The three-toed sloth.  Thus we left deciding on another bar, an Irish pub a little further down the road, to toast and roast Sean until two in the morning. Now to me, the true joy of celebrating a twenty-first at a bar is in discovering what type of drunk my siblings were. My mom and aunt after a few shots become quite giggly and talkative: happy drunks. Alcohol however can twist and contort my sister, Katie, into a mean drunk at times. Once she stapled me a “Green Gremlin” when I offered to help her to her room, dismissing me with a wave of her hand and instructions to return to my cave. Apparently she had made other plans, you see. Choosing to grip the banister with both her hands and feet like a giant sloth, she shimmied and slid up the railing until falling on the – thankfully – carpeted stairs. She denies this, of course, but luckily I have witnesses . . . as well as a few pictures which I am saving for when she gets married.

Meanwhile, on the very few occasions when I have imbibed more than is sensible, I become a very analytical drunk, talking loudly, citing Coolidge, and inspecting my own state of delirium.

Once after four or so glasses of Jagermeister and Red Bull (a very dangerous combination, I have since learned), I discovered a shot of electricity shot along my arm whenever I stretched. This being my very first bout with alcohol, I spent the remainder of the night, trying to reason out the biology behind my condition – much to Patrick’s frustration:

“Murphey, don’t think! Just drink!” Pat rhymes when he drinks, and thus represents the poet drunk, an egregious teller of bad jokes.

“But Pat . . . Pat my arm gets so tingly when I straighten it. Like blood is suddenly surging across to my fingers. Or perhaps I am the son of Zeus. Is that normal?” I ask, flinging my arm out into several different directions to demonstrate.
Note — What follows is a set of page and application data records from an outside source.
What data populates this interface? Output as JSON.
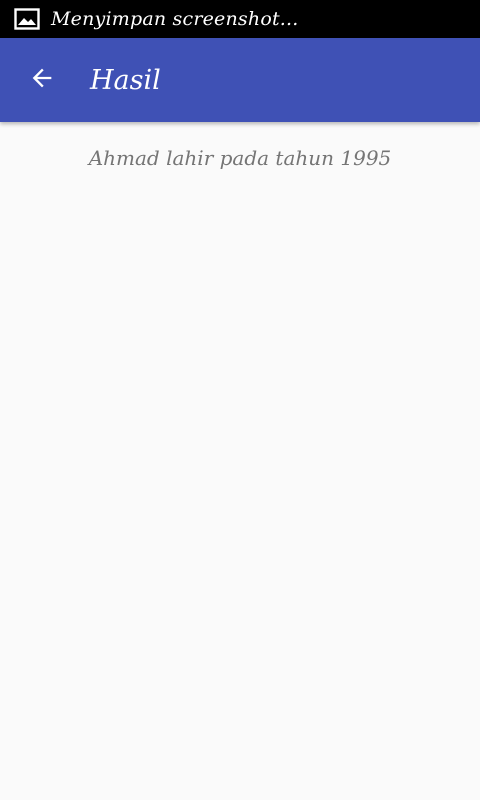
{
  "status_bar": {
    "icon": "image-icon",
    "text": "Menyimpan screenshot..."
  },
  "app_bar": {
    "back_icon": "arrow-back-icon",
    "title": "Hasil",
    "color": "#3f51b5"
  },
  "content": {
    "result_text": "Ahmad lahir pada tahun 1995"
  }
}
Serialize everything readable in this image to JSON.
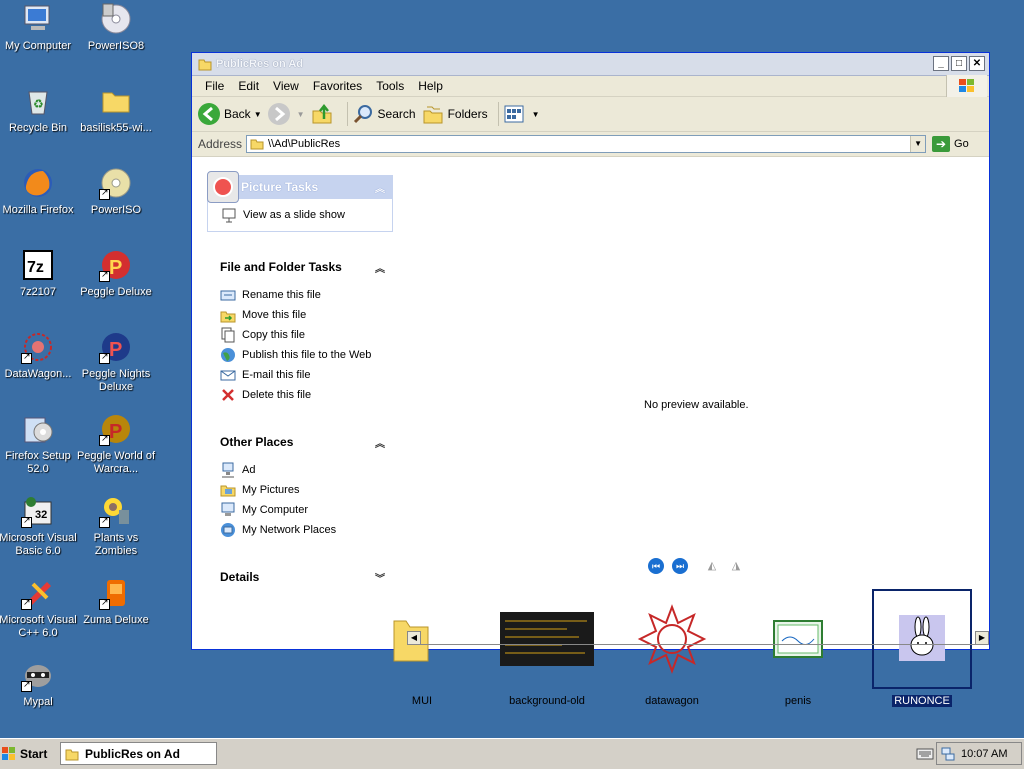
{
  "desktop": {
    "icons": [
      {
        "label": "My Computer",
        "icon": "my-computer-icon"
      },
      {
        "label": "PowerISO8",
        "icon": "poweriso-icon"
      },
      {
        "label": "Recycle Bin",
        "icon": "recycle-bin-icon"
      },
      {
        "label": "basilisk55-wi...",
        "icon": "folder-icon"
      },
      {
        "label": "Mozilla Firefox",
        "icon": "firefox-icon"
      },
      {
        "label": "PowerISO",
        "icon": "poweriso-icon"
      },
      {
        "label": "7z2107",
        "icon": "7zip-icon"
      },
      {
        "label": "Peggle Deluxe",
        "icon": "peggle-icon"
      },
      {
        "label": "DataWagon...",
        "icon": "datawagon-icon"
      },
      {
        "label": "Peggle Nights Deluxe",
        "icon": "peggle-icon"
      },
      {
        "label": "Firefox Setup 52.0",
        "icon": "setup-icon"
      },
      {
        "label": "Peggle World of Warcra...",
        "icon": "peggle-icon"
      },
      {
        "label": "Microsoft Visual Basic 6.0",
        "icon": "vb-icon"
      },
      {
        "label": "Plants vs Zombies",
        "icon": "pvz-icon"
      },
      {
        "label": "Microsoft Visual C++ 6.0",
        "icon": "vc-icon"
      },
      {
        "label": "Zuma Deluxe",
        "icon": "zuma-icon"
      },
      {
        "label": "Mypal",
        "icon": "mypal-icon"
      }
    ]
  },
  "window": {
    "title": "PublicRes on Ad",
    "controls": {
      "minimize": "_",
      "maximize": "□",
      "close": "✕"
    },
    "menu": [
      "File",
      "Edit",
      "View",
      "Favorites",
      "Tools",
      "Help"
    ],
    "toolbar": {
      "back": "Back",
      "search": "Search",
      "folders": "Folders"
    },
    "address": {
      "label": "Address",
      "value": "\\\\Ad\\PublicRes",
      "go": "Go"
    },
    "picture_tasks": {
      "title": "Picture Tasks",
      "items": [
        "View as a slide show"
      ]
    },
    "file_tasks": {
      "title": "File and Folder Tasks",
      "items": [
        "Rename this file",
        "Move this file",
        "Copy this file",
        "Publish this file to the Web",
        "E-mail this file",
        "Delete this file"
      ]
    },
    "other_places": {
      "title": "Other Places",
      "items": [
        "Ad",
        "My Pictures",
        "My Computer",
        "My Network Places"
      ]
    },
    "details": {
      "title": "Details"
    },
    "preview": {
      "message": "No preview available."
    },
    "filmstrip": [
      {
        "name": "MUI",
        "kind": "folder"
      },
      {
        "name": "background-old",
        "kind": "image"
      },
      {
        "name": "datawagon",
        "kind": "image"
      },
      {
        "name": "penis",
        "kind": "image"
      },
      {
        "name": "RUNONCE",
        "kind": "image",
        "selected": true
      }
    ]
  },
  "taskbar": {
    "start": "Start",
    "active_window": "PublicRes on Ad",
    "clock": "10:07 AM"
  },
  "colors": {
    "desktop": "#3a6ea5",
    "selection": "#0a246a"
  }
}
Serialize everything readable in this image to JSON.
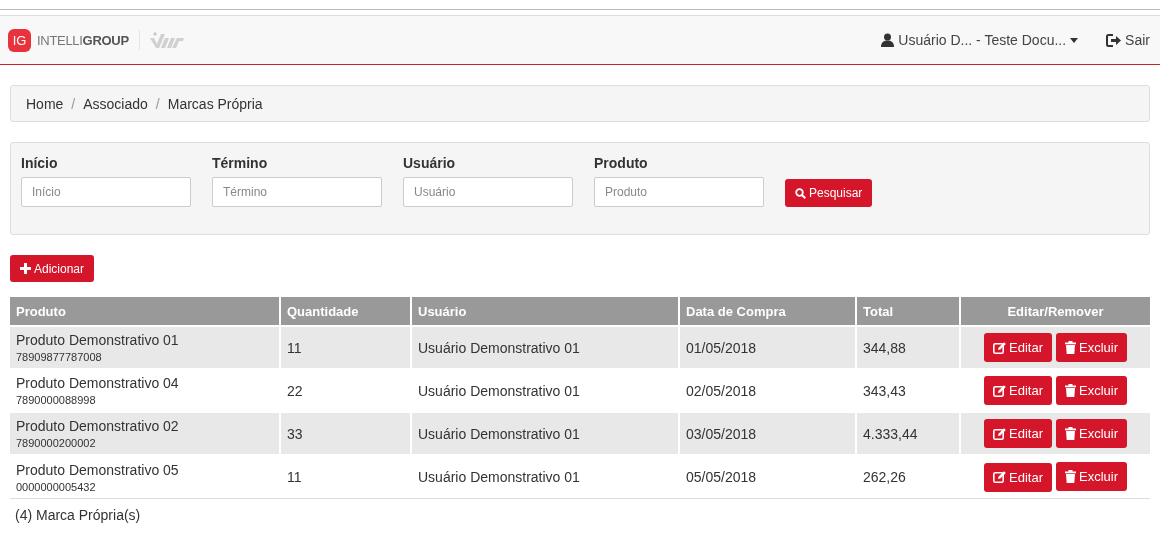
{
  "header": {
    "logo_mark": "IG",
    "logo_text": "INTELLI**GROUP**",
    "user_menu": "Usuário D... - Teste Docu...",
    "logout": "Sair"
  },
  "breadcrumb": [
    "Home",
    "Associado",
    "Marcas Própria"
  ],
  "breadcrumb_separator": "/",
  "filters": [
    {
      "label": "Início",
      "placeholder": "Início"
    },
    {
      "label": "Término",
      "placeholder": "Término"
    },
    {
      "label": "Usuário",
      "placeholder": "Usuário"
    },
    {
      "label": "Produto",
      "placeholder": "Produto"
    }
  ],
  "search_button": "Pesquisar",
  "add_button": "Adicionar",
  "table": {
    "columns": [
      "Produto",
      "Quantidade",
      "Usuário",
      "Data de Compra",
      "Total",
      "Editar/Remover"
    ],
    "rows": [
      {
        "product": "Produto Demonstrativo 01",
        "code": "78909877787008",
        "quantity": "11",
        "user": "Usuário Demonstrativo 01",
        "date": "01/05/2018",
        "total": "344,88",
        "edit": "Editar",
        "remove": "Excluir"
      },
      {
        "product": "Produto Demonstrativo 04",
        "code": "7890000088998",
        "quantity": "22",
        "user": "Usuário Demonstrativo 01",
        "date": "02/05/2018",
        "total": "343,43",
        "edit": "Editar",
        "remove": "Excluir"
      },
      {
        "product": "Produto Demonstrativo 02",
        "code": "7890000200002",
        "quantity": "33",
        "user": "Usuário Demonstrativo 01",
        "date": "03/05/2018",
        "total": "4.333,44",
        "edit": "Editar",
        "remove": "Excluir"
      },
      {
        "product": "Produto Demonstrativo 05",
        "code": "0000000005432",
        "quantity": "11",
        "user": "Usuário Demonstrativo 01",
        "date": "05/05/2018",
        "total": "262,26",
        "edit": "Editar",
        "remove": "Excluir"
      }
    ]
  },
  "footer": "(4) Marca Própria(s)"
}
My bane!Another instance – probably the worst – I had asked Pat to help me construct a few CDs, when he and I started talking about this girl I fancied who within days would be leaving for India. Distraught and foolish, we opened a cask of Crown Royal and finished off the whole bottle within a few hours. My exploits for the remainder of the night are lost in a cloud of bitter sensations, but I am told that I slid noisily down the stairs shouting “Bump!” as I rolled over each step, expressed my wonderment to my sleeping parents at this unique state of mind, and woke up Katie to discuss my love problems while citing Shakespearean sonnets, which I have since forgotten. The morning after was not pretty, but if I had won the Noble Prize for Chemistry Mom could not have been prouder.

“It’s good to break out every once in a while,” she said. I agreed, but as my head rattled and shook like a martini decanter, I promised never to find myself in that state again. Or more importantly allow anyone else to find me in such a state again.

Now Sean . . . as a blossoming lawyer, he enjoys arguing and irritating others. Drunken Sean is no different only he argues and irritates at a high volume . . . oh and he likes to sing too. Katie and Sean regaled us with several off-key refrains of Annie Lennox’s “Walking on Broken Glass.” Later they joyously shouted out some imaginative lyrics to Journey and let loosed some water in the driveway. Ah . . . the memories. That in itself made the night well worthwhile.